Tag Archives: Thomas Hardy poem

The Oxen – by Thomas Hardy

Durham Ox / Wikimedia Commons

The Oxen

Christmas Eve, and twelve of the clock.
‘Now they are all on their knees,’
An elder said as we sat in a flock
By the embers in hearthside ease.

We pictured the meek mild creatures where
They dwelt in their strawy pen,
Nor did it occur to one of us there
To doubt they were kneeling then.

So fair a fancy few would weave
In these years!
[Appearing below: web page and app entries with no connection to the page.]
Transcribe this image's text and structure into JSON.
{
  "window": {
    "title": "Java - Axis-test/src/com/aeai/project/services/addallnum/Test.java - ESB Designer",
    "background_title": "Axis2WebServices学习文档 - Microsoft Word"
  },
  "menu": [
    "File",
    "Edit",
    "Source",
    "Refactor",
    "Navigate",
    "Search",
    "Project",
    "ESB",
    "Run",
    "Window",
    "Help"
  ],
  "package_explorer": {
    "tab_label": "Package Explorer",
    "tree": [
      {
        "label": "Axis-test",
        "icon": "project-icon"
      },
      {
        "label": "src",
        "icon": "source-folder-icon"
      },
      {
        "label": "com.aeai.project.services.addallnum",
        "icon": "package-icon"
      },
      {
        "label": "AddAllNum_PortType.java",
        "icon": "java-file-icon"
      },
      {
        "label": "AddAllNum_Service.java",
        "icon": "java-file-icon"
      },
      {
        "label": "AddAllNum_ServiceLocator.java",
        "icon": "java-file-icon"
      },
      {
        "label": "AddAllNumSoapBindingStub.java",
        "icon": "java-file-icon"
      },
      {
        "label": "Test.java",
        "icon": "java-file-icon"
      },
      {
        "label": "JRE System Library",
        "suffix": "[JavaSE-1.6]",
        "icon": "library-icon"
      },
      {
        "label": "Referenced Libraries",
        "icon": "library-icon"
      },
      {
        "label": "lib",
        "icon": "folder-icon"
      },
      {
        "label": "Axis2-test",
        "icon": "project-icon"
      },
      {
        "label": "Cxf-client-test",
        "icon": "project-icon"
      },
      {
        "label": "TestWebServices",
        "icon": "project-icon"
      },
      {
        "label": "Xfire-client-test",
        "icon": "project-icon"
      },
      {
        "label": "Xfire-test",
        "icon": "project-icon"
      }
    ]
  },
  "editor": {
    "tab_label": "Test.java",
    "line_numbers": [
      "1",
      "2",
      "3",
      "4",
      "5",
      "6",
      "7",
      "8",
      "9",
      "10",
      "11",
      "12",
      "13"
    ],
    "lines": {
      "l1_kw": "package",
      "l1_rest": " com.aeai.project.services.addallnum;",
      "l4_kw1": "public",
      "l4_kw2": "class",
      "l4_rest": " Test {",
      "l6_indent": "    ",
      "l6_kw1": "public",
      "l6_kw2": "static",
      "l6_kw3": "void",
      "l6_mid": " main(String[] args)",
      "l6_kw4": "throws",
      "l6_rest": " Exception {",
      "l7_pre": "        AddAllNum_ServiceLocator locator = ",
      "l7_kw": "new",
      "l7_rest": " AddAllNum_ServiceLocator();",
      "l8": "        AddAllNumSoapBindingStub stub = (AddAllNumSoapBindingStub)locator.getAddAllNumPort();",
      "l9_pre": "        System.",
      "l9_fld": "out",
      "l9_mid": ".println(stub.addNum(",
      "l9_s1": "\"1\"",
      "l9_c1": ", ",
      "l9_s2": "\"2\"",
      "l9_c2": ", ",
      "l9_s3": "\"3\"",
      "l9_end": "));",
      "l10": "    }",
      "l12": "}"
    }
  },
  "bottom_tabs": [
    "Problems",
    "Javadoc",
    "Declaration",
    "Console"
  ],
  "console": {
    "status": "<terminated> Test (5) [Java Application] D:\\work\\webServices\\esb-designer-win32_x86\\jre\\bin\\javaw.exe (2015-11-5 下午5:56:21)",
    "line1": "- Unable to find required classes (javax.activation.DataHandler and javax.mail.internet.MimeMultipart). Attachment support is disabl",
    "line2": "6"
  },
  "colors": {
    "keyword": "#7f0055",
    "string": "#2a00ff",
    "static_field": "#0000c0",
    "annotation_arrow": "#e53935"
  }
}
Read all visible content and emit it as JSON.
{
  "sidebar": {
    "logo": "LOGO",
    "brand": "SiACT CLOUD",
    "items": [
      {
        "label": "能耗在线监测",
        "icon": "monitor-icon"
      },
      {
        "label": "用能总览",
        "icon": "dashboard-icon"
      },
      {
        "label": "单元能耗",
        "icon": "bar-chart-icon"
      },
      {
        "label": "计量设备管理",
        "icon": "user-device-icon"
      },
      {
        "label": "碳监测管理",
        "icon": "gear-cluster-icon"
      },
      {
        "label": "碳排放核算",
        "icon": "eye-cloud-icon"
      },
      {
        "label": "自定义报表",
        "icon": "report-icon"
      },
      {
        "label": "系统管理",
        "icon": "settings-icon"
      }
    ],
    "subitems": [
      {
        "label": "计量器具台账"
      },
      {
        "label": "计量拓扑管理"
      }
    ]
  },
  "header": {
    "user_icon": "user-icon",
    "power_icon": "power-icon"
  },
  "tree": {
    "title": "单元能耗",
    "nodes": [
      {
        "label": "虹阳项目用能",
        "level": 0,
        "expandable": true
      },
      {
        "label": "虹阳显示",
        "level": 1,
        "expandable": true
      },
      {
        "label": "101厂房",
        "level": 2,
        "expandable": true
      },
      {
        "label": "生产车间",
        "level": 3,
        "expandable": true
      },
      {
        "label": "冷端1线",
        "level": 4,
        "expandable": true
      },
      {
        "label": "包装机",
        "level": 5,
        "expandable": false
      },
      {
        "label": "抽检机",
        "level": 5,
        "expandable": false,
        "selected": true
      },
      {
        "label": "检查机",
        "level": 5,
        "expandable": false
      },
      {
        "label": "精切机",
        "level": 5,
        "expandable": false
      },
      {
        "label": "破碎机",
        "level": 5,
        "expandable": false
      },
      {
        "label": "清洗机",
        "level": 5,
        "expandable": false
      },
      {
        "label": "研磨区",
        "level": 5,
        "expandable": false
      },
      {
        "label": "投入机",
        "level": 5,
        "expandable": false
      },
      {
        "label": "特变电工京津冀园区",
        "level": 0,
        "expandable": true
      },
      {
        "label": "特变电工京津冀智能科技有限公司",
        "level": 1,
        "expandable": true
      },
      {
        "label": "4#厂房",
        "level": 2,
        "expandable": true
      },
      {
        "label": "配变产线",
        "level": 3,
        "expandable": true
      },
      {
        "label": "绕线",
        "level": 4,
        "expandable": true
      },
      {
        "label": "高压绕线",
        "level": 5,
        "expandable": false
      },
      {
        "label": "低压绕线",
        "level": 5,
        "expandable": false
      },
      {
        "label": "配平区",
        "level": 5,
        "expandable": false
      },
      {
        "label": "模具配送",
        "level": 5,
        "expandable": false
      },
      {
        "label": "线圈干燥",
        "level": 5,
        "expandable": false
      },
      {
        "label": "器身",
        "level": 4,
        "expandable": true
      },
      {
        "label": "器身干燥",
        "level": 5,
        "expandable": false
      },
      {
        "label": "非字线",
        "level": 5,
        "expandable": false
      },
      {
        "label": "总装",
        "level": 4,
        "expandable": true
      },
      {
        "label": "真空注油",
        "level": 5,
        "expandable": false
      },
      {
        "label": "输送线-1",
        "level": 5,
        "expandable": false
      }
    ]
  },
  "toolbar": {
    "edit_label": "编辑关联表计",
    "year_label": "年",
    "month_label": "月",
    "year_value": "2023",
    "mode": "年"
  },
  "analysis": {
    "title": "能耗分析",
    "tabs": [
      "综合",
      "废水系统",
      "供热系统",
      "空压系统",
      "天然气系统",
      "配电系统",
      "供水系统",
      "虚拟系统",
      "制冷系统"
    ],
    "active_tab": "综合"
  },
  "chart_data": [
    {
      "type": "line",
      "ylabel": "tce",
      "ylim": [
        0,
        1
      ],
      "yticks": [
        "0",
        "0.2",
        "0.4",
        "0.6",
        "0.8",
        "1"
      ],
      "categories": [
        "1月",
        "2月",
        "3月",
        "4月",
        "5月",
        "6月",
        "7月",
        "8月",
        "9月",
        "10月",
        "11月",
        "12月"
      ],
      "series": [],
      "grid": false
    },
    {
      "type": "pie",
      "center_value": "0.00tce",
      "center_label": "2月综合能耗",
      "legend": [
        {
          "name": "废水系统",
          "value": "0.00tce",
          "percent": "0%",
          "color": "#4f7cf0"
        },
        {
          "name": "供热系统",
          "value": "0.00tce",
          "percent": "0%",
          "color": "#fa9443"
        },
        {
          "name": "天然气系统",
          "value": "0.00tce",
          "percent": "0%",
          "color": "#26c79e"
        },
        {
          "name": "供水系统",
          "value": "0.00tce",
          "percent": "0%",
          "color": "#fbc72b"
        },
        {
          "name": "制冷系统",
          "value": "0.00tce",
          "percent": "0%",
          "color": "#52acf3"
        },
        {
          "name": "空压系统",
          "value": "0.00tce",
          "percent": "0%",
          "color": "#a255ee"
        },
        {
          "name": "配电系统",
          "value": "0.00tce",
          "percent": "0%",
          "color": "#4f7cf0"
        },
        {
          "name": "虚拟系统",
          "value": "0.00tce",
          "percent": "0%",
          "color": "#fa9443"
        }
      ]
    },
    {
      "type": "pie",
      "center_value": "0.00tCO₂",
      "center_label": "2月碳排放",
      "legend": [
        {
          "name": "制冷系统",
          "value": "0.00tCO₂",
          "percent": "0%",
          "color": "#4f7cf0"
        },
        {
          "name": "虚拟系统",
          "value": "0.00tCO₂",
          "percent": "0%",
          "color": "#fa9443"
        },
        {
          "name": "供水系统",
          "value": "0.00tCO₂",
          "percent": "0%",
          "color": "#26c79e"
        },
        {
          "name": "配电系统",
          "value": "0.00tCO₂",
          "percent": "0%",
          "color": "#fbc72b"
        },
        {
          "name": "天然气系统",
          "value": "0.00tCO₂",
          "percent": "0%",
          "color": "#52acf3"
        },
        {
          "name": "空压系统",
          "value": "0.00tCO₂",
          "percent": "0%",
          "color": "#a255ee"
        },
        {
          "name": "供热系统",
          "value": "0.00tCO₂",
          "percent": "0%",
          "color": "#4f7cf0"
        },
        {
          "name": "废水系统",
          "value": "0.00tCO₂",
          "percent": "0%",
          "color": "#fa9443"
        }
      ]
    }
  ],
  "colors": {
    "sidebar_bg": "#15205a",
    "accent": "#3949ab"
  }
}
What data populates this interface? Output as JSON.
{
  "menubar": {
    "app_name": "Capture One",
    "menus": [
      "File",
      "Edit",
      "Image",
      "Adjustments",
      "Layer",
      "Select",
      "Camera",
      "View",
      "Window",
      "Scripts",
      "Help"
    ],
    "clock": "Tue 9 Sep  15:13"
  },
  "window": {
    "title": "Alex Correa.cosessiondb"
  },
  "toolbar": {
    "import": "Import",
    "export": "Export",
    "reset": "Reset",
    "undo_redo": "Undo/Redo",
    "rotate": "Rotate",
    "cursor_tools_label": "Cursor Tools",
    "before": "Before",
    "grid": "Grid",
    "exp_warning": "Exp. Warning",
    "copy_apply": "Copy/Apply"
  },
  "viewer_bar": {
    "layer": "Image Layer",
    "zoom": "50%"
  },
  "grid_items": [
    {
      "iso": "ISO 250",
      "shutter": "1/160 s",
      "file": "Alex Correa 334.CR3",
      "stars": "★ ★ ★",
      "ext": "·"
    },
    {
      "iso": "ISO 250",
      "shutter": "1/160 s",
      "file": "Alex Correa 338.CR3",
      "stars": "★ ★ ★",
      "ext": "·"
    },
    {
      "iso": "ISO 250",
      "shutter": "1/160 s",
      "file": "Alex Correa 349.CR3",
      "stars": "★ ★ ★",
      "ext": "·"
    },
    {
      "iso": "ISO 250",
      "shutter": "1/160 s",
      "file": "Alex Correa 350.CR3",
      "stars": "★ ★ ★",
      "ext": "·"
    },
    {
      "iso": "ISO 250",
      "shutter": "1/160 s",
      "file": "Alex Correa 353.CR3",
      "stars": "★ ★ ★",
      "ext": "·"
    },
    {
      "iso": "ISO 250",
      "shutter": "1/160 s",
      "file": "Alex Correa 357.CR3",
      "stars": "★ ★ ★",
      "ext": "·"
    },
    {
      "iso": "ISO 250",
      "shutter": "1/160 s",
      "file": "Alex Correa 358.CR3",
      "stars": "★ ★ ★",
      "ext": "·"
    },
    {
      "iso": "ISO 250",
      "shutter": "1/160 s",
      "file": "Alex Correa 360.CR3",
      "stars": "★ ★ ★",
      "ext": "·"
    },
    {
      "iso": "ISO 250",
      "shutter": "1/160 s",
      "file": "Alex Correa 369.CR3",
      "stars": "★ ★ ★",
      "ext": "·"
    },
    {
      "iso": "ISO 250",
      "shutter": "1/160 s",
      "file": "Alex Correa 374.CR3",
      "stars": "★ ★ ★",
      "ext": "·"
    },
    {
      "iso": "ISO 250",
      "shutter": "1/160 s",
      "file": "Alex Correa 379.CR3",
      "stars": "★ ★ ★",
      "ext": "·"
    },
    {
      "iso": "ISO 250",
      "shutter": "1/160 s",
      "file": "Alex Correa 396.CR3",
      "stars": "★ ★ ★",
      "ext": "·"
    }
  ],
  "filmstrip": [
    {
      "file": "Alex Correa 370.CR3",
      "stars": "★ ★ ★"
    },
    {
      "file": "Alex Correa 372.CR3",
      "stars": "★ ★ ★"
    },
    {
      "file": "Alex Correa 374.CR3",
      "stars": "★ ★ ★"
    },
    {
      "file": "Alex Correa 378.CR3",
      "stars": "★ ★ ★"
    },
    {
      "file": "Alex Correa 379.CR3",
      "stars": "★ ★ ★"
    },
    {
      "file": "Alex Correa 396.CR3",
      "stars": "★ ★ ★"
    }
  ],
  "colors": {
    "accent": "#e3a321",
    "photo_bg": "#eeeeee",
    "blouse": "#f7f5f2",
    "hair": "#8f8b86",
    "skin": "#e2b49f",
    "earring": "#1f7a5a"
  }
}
Yet, I feel,
If someone said on Christmas Eve,
‘Come; see the oxen kneel,

‘In the lonely barton by yonder coomb
Our childhood used to know,’
I should go with him in the gloom,
Hoping it might be so.

— by Thomas Hardy

A Spellbound Palace

J. M. W. Turner: View of Hampton Court, Herefordshire, from the Northwest / Wikimedia Commons

A Spellbound Palace

On this kindly yellow day of mild low-travelling winter sun

The stirless depths of the yews

Are vague with misty blues:

Across the spacious pathways stretching spires of shadow run,

And the wind-gnawed walls of ancient brick are fired vermilion.

Two or three early sanguine finches tune

Some tentative strains, to be enlarged by May or June:

From a thrush or blackbird

Comes now and then a word,

While an enfeebled fountain somewhere within is heard.

Our footsteps wait awhile,

Then draw beneath the pile,

When an inner court outspreads

As ’twere History’s own asile,

Where the now-visioned fountain its attenuate crystal sheds

In passive lapse that seems to ignore the yon world’s clamorous clutch,

And lays an insistent numbness on the place, like a cold hand’s touch.

And there swaggers the Shade of a straddling King, plumed, sworded, with sensual face,

And lo, too, that of his Minister, at a bold self-centred pace:

Sheer in the sun they pass; and thereupon all is still,

Save the mindless fountain tinkling on with thin enfeebled will.

— by Thomas Hardy (Hampton Court)